The following content is provided courtesy of our colleague Scott. As Scott is passionate about the case for investment in frontier agriculture – a point in which we share much common ground – we asked him to share some of his insight.
[hr] Last week I had lunch with an executive of a Mongolian real estate firm, where the conversation turned to the topic of how difficult it is to find real estate in city centres around the world at attractive yields. The hunt for such an opportunity brought back fond memories of the early 2000’s, when prices in many developing countries were undervalued and before the dovish monetary policy created a stampede of investors seeking yield in developing world real estate.
Yield Compression is Underway
We agreed that Ulaanbaatar’s downtown core is one of the world’s last real opportunities, where cap rates in excess of 10% are not uncommon. However, yield compression is underway as Mongolia transitions from a country where money was put into the ground to one where wealth is generated from assets coming out of the ground (mining). Further, on 17 June of this year the government initiated a program offering 8.0% mortgages for 20 years, a trend that is already gaining significant traction and if sustained will soon provide upward pressure on both commercial and residential property prices.
Though, if you’re not going to come to UB to compete with the Mongolia Growth Groups and MAD’s of the world, where else can you turn? You certainly can’t look frontier market hotspots like Phnom Penh, Luanda, Yangon or Maputo, as real estate is already overpriced. For example, shop houses in Phnom Penh are selling for $500,000+ and you’re lucky if you can garner a cap rate of 4.0%. Unfortunately, for the time being the real opportunity in city centers has come and gone. In our opinion, today’s real opportunity lies in farmland.
A global re-balancing of agricultural demand is well underway as a rising middle class of two billion people in the developing world demands larger per-capita quantities of everything from cereals to proteins. As countries seek food security there are two trends, among others, that I expect to accelerate: acquisitions of western brands (e.g. Shuanghui’s recent acquisition of Smithfield Foods), and increased demand for frontier agricultural land.
Why Frontier Farmland?

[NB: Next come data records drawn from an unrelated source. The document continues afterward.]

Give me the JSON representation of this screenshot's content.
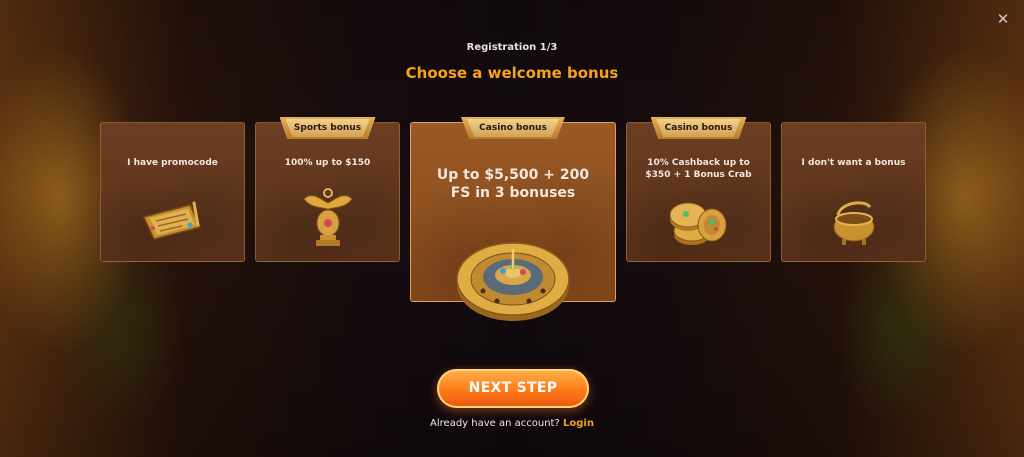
{
  "modal": {
    "step": "Registration 1/3",
    "title": "Choose a welcome bonus",
    "close_icon": "close-icon"
  },
  "bonuses": [
    {
      "ribbon": "",
      "text": "I have promocode",
      "icon": "promocode-ticket-icon"
    },
    {
      "ribbon": "Sports bonus",
      "text": "100% up to $150",
      "icon": "trophy-icon"
    },
    {
      "ribbon": "Casino bonus",
      "text": "Up to $5,500 + 200 FS in 3 bonuses",
      "icon": "roulette-icon",
      "selected": true
    },
    {
      "ribbon": "Casino bonus",
      "text": "10% Cashback up to $350 + 1 Bonus Crab",
      "icon": "coins-icon"
    },
    {
      "ribbon": "",
      "text": "I don't want a bonus",
      "icon": "empty-pot-icon"
    }
  ],
  "actions": {
    "next_label": "NEXT STEP",
    "account_prompt": "Already have an account?",
    "login_label": "Login"
  },
  "colors": {
    "accent": "#f7a21b",
    "button": "#ff7a1a",
    "card": "#6b3e22",
    "card_selected": "#9a5a26"
  }
}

Why frontier farmland? Land in developed economies is no longer attractive to investors seeking a respectable cap rate, as Iowa farm prices confirm. In the mid-2000’s land prices went parabolic (see chart below) for what I term “Grade A” farmland (defined as land with rich soils, ample water supply and nearby important infrastructure). Though the uptrend has continued since 2010 through increased leverage from debt financing, a stage of maturity is likely nearing. So, rather than jumping on the bandwagon at this point and receiving a harsh thrashing (pun intended) I am upbeat about “Grade B” farmland (That which has a higher perceived risk due to its location and relative lack of development, causing it to be undervalued) as the potential upside is enormous.
Earlier this year I spent six months in Cambodia where market rates for agricultural concessions rank among the lowest in the world on a per-hectare basis, in some cases for as little as $500. The country’s red, loamy soils are ideal for growing rubber (a major cash crop in the region) and the market rate for operating plantations ranges between $10,000 to $20,000 per hectare. Investment in Cambodia is predicated on mean reversion between its two larger and more developed neighbors Thailand and Vietnam; that is, prices will have a more significant upside due to higher prices in those countries. According to one of my local contacts, rubber plantations in those countries currently sell for as high as $50,000 per hectare.

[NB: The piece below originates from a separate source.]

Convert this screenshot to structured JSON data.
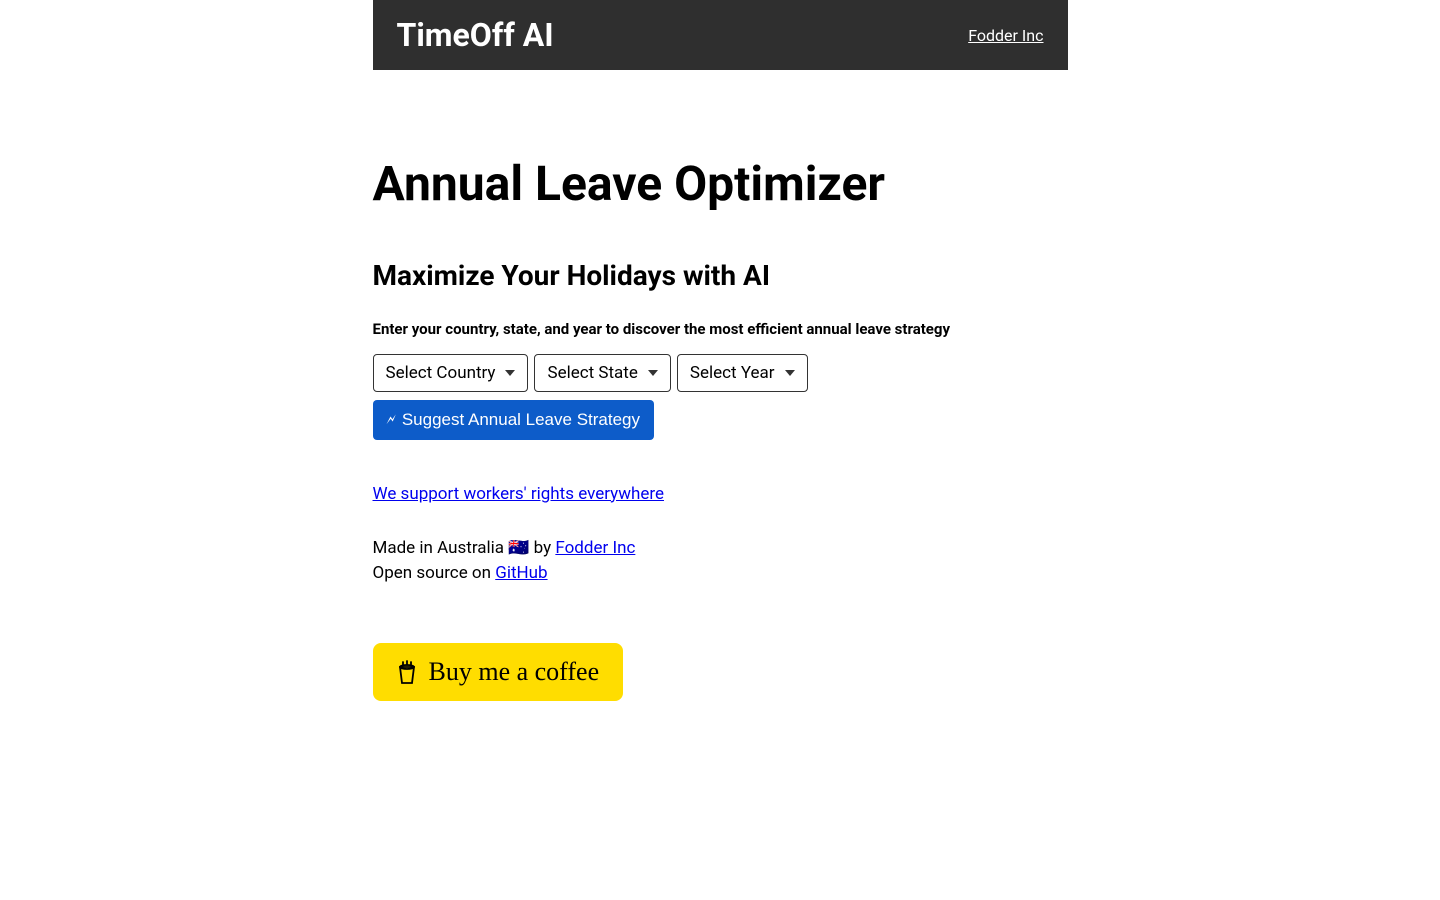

Capitalizing on This Trend Yields Elevated Rates
Pathfinder Capital’s focus is on frontier markets where we see that a significant upside still exists. Farmland and agribusiness, in select African and Asian nations, are two areas ripe with inefficiencies and lacking value-added services, resulting in sub-par yields and profits. Combined with the fact that the global agricultural community faces a demographic time bomb of aging farmers and slowing yield growth, the risk of both commodity and land values rising substantially continues to increase.
Therefore, we believe that capitalizing on this trend through aiding the increase of crop yields will lead to elevated cap rates and additional foreign investment.“
We’ll be discussing this subject more frequently in the near future, and tying it into an upcoming post on our current activities in southern Africa.
The first farmer was the first man. All historic nobility rests on the possession and use of land. – Ralph Waldo Emerson